With the goal of providing practical tips on dealing with the complexities of dementia, the Lacombe History Presentation Series continued with a talk called ‘Exploring Dementia’ recently at the Lacombe Memorial Centre.
The evening’s featured speaker was Laurie Grande, regional lead, client services and programs with the Alzheimer’s Society’s Red Deer branch.
Dementia is a term that actually covers several conditions – one of which is Alzheimer’s Disease. Other forms of dementia include vascular dementia, Lewy Body disease, and frontotemporal dementia among others.
According to the Society’s web site, dementia is an overall term for a set of symptoms that are caused by disorders affecting the brain.
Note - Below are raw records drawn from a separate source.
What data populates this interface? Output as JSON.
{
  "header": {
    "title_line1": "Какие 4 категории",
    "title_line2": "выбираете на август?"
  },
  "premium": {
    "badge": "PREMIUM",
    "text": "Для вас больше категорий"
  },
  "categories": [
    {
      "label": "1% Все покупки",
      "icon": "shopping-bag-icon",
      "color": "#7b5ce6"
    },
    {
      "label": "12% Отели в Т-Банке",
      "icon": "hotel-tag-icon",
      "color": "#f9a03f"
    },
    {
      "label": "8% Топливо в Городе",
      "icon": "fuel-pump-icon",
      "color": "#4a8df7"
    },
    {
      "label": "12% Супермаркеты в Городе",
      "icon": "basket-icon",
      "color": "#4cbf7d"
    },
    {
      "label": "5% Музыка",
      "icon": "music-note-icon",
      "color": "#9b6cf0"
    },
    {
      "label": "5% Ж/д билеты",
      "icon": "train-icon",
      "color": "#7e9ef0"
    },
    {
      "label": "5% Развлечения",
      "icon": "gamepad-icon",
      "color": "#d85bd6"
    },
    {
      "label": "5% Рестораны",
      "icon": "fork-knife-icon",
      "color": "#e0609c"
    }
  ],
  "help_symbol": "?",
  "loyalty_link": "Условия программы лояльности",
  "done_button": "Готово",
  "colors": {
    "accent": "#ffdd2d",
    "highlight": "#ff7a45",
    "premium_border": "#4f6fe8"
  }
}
“Symptoms may include memory loss and difficulties with thinking, problem-solving or language, severe enough to reduce a person’s ability to perform everyday activities. A person with dementia may also experience changes in mood or behaviour. Dementia is progressive, which means the symptoms will gradually get worse as more brain cells become damaged and eventually die.”
Grande said that at the time of diagnosis, the various dementias are the least similar. But as they run their course, the impact of each becomes more similar in nature to the others. It’s also virtually impossible to know precisely what course the particular dementia will take from person to person.
She added that first off, it’s critical to remember that the loved one with dementia can’t help their behaviour. “It can be confusing for family members because although most of the time a person will show these cognitive problems, there will be days when they have a bright moment and they won’t show that decline.”
During those times of inconsistency, it can be quite confusing for family members – particularly during doctor visits when the person – for the duration of the appointment – shows little if any problem. Grande said that at that point, it’s helpful for family members to perhaps schedule a doctor’s appointment without the loved one present, where they can have a good, honest discussion about what they’ve observed over the past several weeks or months.
But sooner or later, the symptoms become unmistakable as the dementias are progressive and irreversible.
Short-term memory, long-term memory, the capacity to reason things out and the communication centres of the brain are key areas that ultimately are affected.
“What happens when you have dementia is that plaques and tangles begin to develop,” said Grande. “They start to deposit along these highways and the first place we notice this is in the short-term memory.” Retrieval of information becomes more difficult. “As time goes on these plaques and tangles get to be more dense, and there gets to be more deterioration,” she said.
As the dementia worsens and the short-term memory is affected, some people won’t be able to take part in conversations where more recent events are the focus, for example. They may tend to withdraw from social contact because they feel like they can’t engage like they could have at one time.
Repetitive question also can also surface as well.
“They will ask you when they are going to the doctor’s. Then they may leave for a bit, then they ask again. The burden on a caregiver can be so great because this can go on all day long.
“It’s important to remember that they can’t help it because they can’t access their short-term memory anymore. It’s best if you are providing care for somebody to not give them a lot of information because they can’t hold onto it. Maybe put up a white board in the house and put up just enough information to just get them through the day,” she explained.
“A whole calender for the whole month is not good for someone with dementia. Just today’s date, and the central things.”
Grande said it’s about simplifying communication.
Adding to the difficulty is that early on, people with dementia can also see these memory issues starting to become a bigger problem in their lives.
Meanwhile, Grande encourages folks with a dementia diagnosis and their families to get in touch with the local Society branch. There are a number of resources that can provide support, including support groups which offer a source of strength, fellowship and shared knowledge.
“This is a progressive, degenerative disease. There is nothing that is going to stop it. It’s going to move forward and there is no cure for it,” she said. But in the meantime, there is life to be lived, and to that end knowledge and finding a supportive community can go a long ways.
“A lot of people say that once they got a diagnosis, people stopped asking them questions and stopped asking them for their opinions. They quit engaging with them which is such a shame. Just because you have some cognitive issues doesn’t mean you stop talking to others.
“We find that if people are really up front with their friends about what is going on, then the friends don’t fall by the wayside. It’s best just to be honest and clear with people about what is happening.”
For more information, check out www.alzheimer.ca or call the Red Deer office at 403-342-0448.